TASK REQUIREMENTS: Among the lines of the data, copy those that hold "JSON".

RECORDS FOR THE TASK:
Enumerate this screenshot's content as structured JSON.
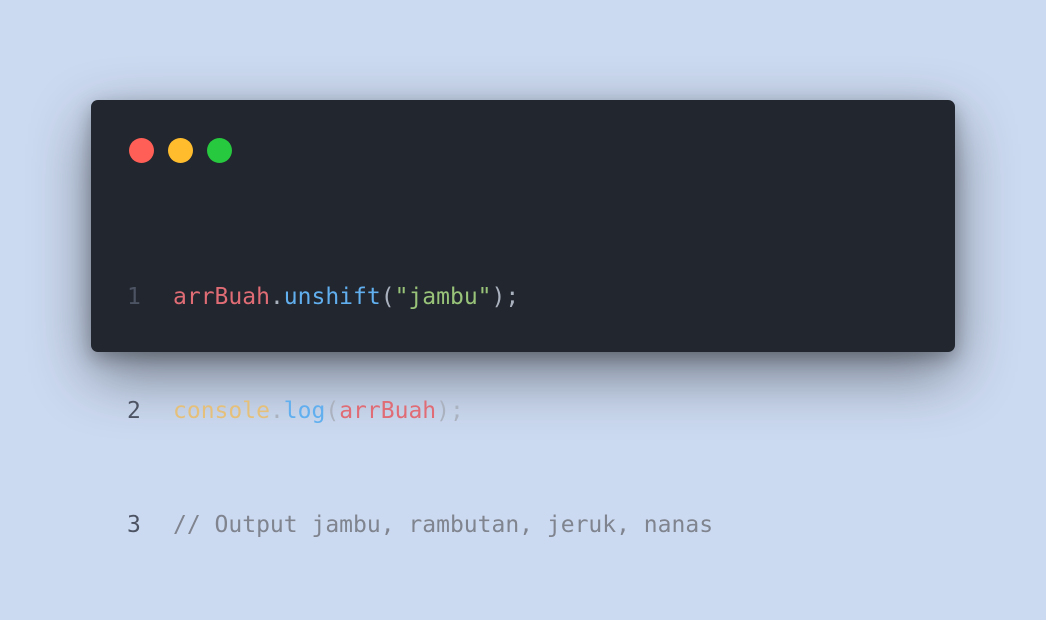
{
  "colors": {
    "background": "#ccdaf1",
    "editor_background": "#22262e",
    "close_button": "#ff5f56",
    "minimize_button": "#ffbd2e",
    "maximize_button": "#27c93f",
    "line_number": "#4c5363",
    "variable": "#e06c75",
    "function": "#61afef",
    "object": "#e5c07b",
    "string": "#98c379",
    "punctuation": "#abb2bf",
    "comment": "#7f848e"
  },
  "window_controls": [
    {
      "name": "close",
      "icon": "red-dot-icon"
    },
    {
      "name": "minimize",
      "icon": "yellow-dot-icon"
    },
    {
      "name": "maximize",
      "icon": "green-dot-icon"
    }
  ],
  "code": {
    "lines": [
      {
        "number": "1",
        "tokens": [
          {
            "text": "arrBuah",
            "kind": "variable"
          },
          {
            "text": ".",
            "kind": "punctuation"
          },
          {
            "text": "unshift",
            "kind": "function"
          },
          {
            "text": "(",
            "kind": "punctuation"
          },
          {
            "text": "\"jambu\"",
            "kind": "string"
          },
          {
            "text": ");",
            "kind": "punctuation"
          }
        ]
      },
      {
        "number": "2",
        "tokens": [
          {
            "text": "console",
            "kind": "object"
          },
          {
            "text": ".",
            "kind": "punctuation"
          },
          {
            "text": "log",
            "kind": "function"
          },
          {
            "text": "(",
            "kind": "punctuation"
          },
          {
            "text": "arrBuah",
            "kind": "variable"
          },
          {
            "text": ");",
            "kind": "punctuation"
          }
        ]
      },
      {
        "number": "3",
        "tokens": [
          {
            "text": "// Output jambu, rambutan, jeruk, nanas",
            "kind": "comment"
          }
        ]
      }
    ]
  }
}
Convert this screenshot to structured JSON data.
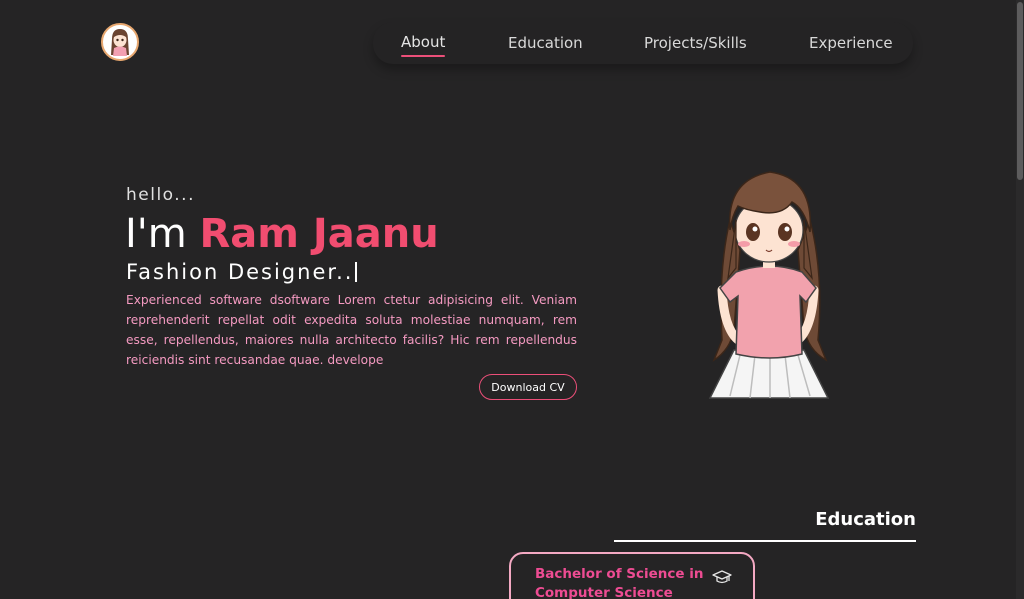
{
  "header": {
    "logo_icon": "avatar-logo-icon",
    "nav": [
      {
        "label": "About",
        "active": true
      },
      {
        "label": "Education",
        "active": false
      },
      {
        "label": "Projects/Skills",
        "active": false
      },
      {
        "label": "Experience",
        "active": false
      }
    ]
  },
  "hero": {
    "greeting": "hello...",
    "intro_prefix": "I'm ",
    "name": "Ram Jaanu",
    "role": "Fashion Designer..",
    "bio": "Experienced software dsoftware Lorem ctetur adipisicing elit. Veniam reprehenderit repellat odit expedita soluta molestiae numquam, rem esse, repellendus, maiores nulla architecto facilis? Hic rem repellendus reiciendis sint recusandae quae. develope",
    "cv_button": "Download CV",
    "illustration_icon": "cartoon-girl-illustration"
  },
  "education": {
    "title": "Education",
    "items": [
      {
        "degree": "Bachelor of Science in Computer Science",
        "icon": "graduation-cap-icon"
      }
    ]
  },
  "colors": {
    "background": "#252425",
    "accent": "#f14d70",
    "bio_text": "#f49ac1",
    "degree_text": "#ee4c93"
  }
}
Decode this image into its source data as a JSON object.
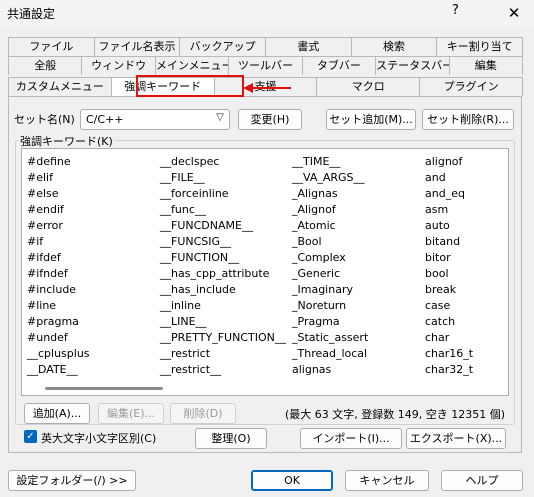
{
  "window": {
    "title": "共通設定",
    "help_glyph": "?",
    "close_glyph": "✕"
  },
  "tabs": {
    "row1": [
      "ファイル",
      "ファイル名表示",
      "バックアップ",
      "書式",
      "検索",
      "キー割り当て"
    ],
    "row2": [
      "全般",
      "ウィンドウ",
      "メインメニュー",
      "ツールバー",
      "タブバー",
      "ステータスバー",
      "編集"
    ],
    "row3": [
      "カスタムメニュー",
      "強調キーワード",
      "支援",
      "マクロ",
      "プラグイン"
    ],
    "active": "強調キーワード"
  },
  "set": {
    "label": "セット名(N)",
    "value": "C/C++",
    "change_button": "変更(H)",
    "add_button": "セット追加(M)...",
    "delete_button": "セット削除(R)..."
  },
  "keywords": {
    "group_title": "強調キーワード(K)",
    "columns": [
      [
        "#define",
        "#elif",
        "#else",
        "#endif",
        "#error",
        "#if",
        "#ifdef",
        "#ifndef",
        "#include",
        "#line",
        "#pragma",
        "#undef",
        "__cplusplus",
        "__DATE__"
      ],
      [
        "__declspec",
        "__FILE__",
        "__forceinline",
        "__func__",
        "__FUNCDNAME__",
        "__FUNCSIG__",
        "__FUNCTION__",
        "__has_cpp_attribute",
        "__has_include",
        "__inline",
        "__LINE__",
        "__PRETTY_FUNCTION__",
        "__restrict",
        "__restrict__"
      ],
      [
        "__TIME__",
        "__VA_ARGS__",
        "_Alignas",
        "_Alignof",
        "_Atomic",
        "_Bool",
        "_Complex",
        "_Generic",
        "_Imaginary",
        "_Noreturn",
        "_Pragma",
        "_Static_assert",
        "_Thread_local",
        "alignas"
      ],
      [
        "alignof",
        "and",
        "and_eq",
        "asm",
        "auto",
        "bitand",
        "bitor",
        "bool",
        "break",
        "case",
        "catch",
        "char",
        "char16_t",
        "char32_t"
      ]
    ],
    "add_button": "追加(A)...",
    "edit_button": "編集(E)...",
    "delete_button": "削除(D)",
    "stats": "(最大 63 文字, 登録数 149, 空き 12351 個)"
  },
  "options": {
    "case_checkbox_label": "英大文字小文字区別(C)",
    "case_checked": true,
    "organize_button": "整理(O)",
    "import_button": "インポート(I)...",
    "export_button": "エクスポート(X)..."
  },
  "footer": {
    "settings_folder_button": "設定フォルダー(/) >>",
    "ok_button": "OK",
    "cancel_button": "キャンセル",
    "help_button": "ヘルプ"
  },
  "colors": {
    "highlight": "#e01010",
    "accent": "#0067c0"
  }
}
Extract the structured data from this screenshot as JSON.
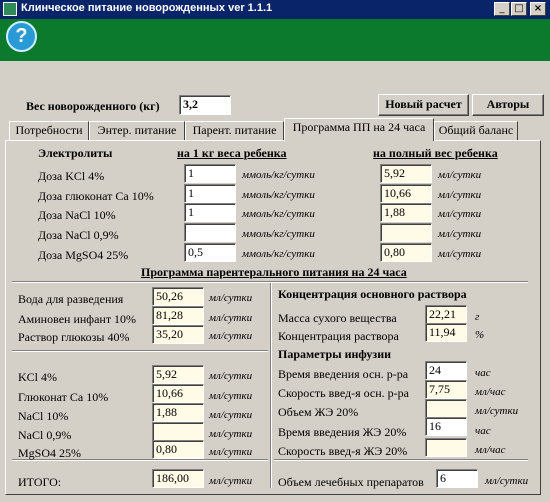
{
  "window": {
    "title": "Клинческое питание новорожденных ver 1.1.1",
    "min": "_",
    "max": "□",
    "close": "×"
  },
  "help_label": "?",
  "weight": {
    "label": "Вес новорожденного (кг)",
    "value": "3,2"
  },
  "buttons": {
    "new_calc": "Новый расчет",
    "authors": "Авторы"
  },
  "tabs": [
    "Потребности",
    "Энтер. питание",
    "Парент. питание",
    "Программа ПП на 24 часа",
    "Общий баланс"
  ],
  "electrolytes": {
    "title": "Электролиты",
    "per_kg_header": "на 1 кг веса ребенка",
    "total_header": "на полный вес ребенка",
    "rows": [
      {
        "label": "Доза KCl 4%",
        "per_kg": "1",
        "unit_kg": "ммоль/кг/сутки",
        "total": "5,92",
        "unit_total": "мл/сутки"
      },
      {
        "label": "Доза глюконат Ca 10%",
        "per_kg": "1",
        "unit_kg": "ммоль/кг/сутки",
        "total": "10,66",
        "unit_total": "мл/сутки"
      },
      {
        "label": "Доза NaCl 10%",
        "per_kg": "1",
        "unit_kg": "ммоль/кг/сутки",
        "total": "1,88",
        "unit_total": "мл/сутки"
      },
      {
        "label": "Доза NaCl 0,9%",
        "per_kg": "",
        "unit_kg": "ммоль/кг/сутки",
        "total": "",
        "unit_total": "мл/сутки"
      },
      {
        "label": "Доза MgSO4 25%",
        "per_kg": "0,5",
        "unit_kg": "ммоль/кг/сутки",
        "total": "0,80",
        "unit_total": "мл/сутки"
      }
    ]
  },
  "program": {
    "title": "Программа парентерального питания на 24 часа",
    "solutions": [
      {
        "label": "Вода для разведения",
        "value": "50,26",
        "unit": "мл/сутки"
      },
      {
        "label": "Аминовен инфант 10%",
        "value": "81,28",
        "unit": "мл/сутки"
      },
      {
        "label": "Раствор глюкозы 40%",
        "value": "35,20",
        "unit": "мл/сутки"
      }
    ],
    "electrolytes": [
      {
        "label": "KCl 4%",
        "value": "5,92",
        "unit": "мл/сутки"
      },
      {
        "label": "Глюконат Ca 10%",
        "value": "10,66",
        "unit": "мл/сутки"
      },
      {
        "label": "NaCl 10%",
        "value": "1,88",
        "unit": "мл/сутки"
      },
      {
        "label": "NaCl 0,9%",
        "value": "",
        "unit": "мл/сутки"
      },
      {
        "label": "MgSO4 25%",
        "value": "0,80",
        "unit": "мл/сутки"
      }
    ],
    "total": {
      "label": "ИТОГО:",
      "value": "186,00",
      "unit": "мл/сутки"
    }
  },
  "concentration": {
    "title": "Концентрация основного раствора",
    "rows": [
      {
        "label": "Масса сухого вещества",
        "value": "22,21",
        "unit": "г"
      },
      {
        "label": "Концентрация раствора",
        "value": "11,94",
        "unit": "%"
      }
    ]
  },
  "infusion": {
    "title": "Параметры инфузии",
    "rows": [
      {
        "label": "Время введения осн. р-ра",
        "value": "24",
        "unit": "час"
      },
      {
        "label": "Скорость введ-я осн. р-ра",
        "value": "7,75",
        "unit": "мл/час"
      },
      {
        "label": "Объем ЖЭ 20%",
        "value": "",
        "unit": "мл/сутки"
      },
      {
        "label": "Время введения ЖЭ 20%",
        "value": "16",
        "unit": "час"
      },
      {
        "label": "Скорость введ-я ЖЭ 20%",
        "value": "",
        "unit": "мл/час"
      }
    ],
    "drugs": {
      "label": "Объем лечебных препаратов",
      "value": "6",
      "unit": "мл/сутки"
    }
  }
}
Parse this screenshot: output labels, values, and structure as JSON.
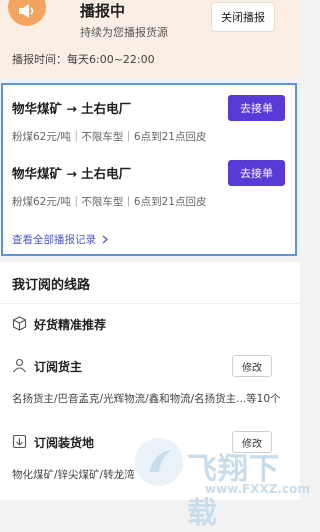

SOLVED PROBLEM:
Enumerate this screenshot's content as structured JSON.
Convert this screenshot to structured JSON data.
Decode this image into its source data as a JSON object.
Extract the structured data from this screenshot as JSON.
Parse this screenshot: output labels, values, and structure as JSON.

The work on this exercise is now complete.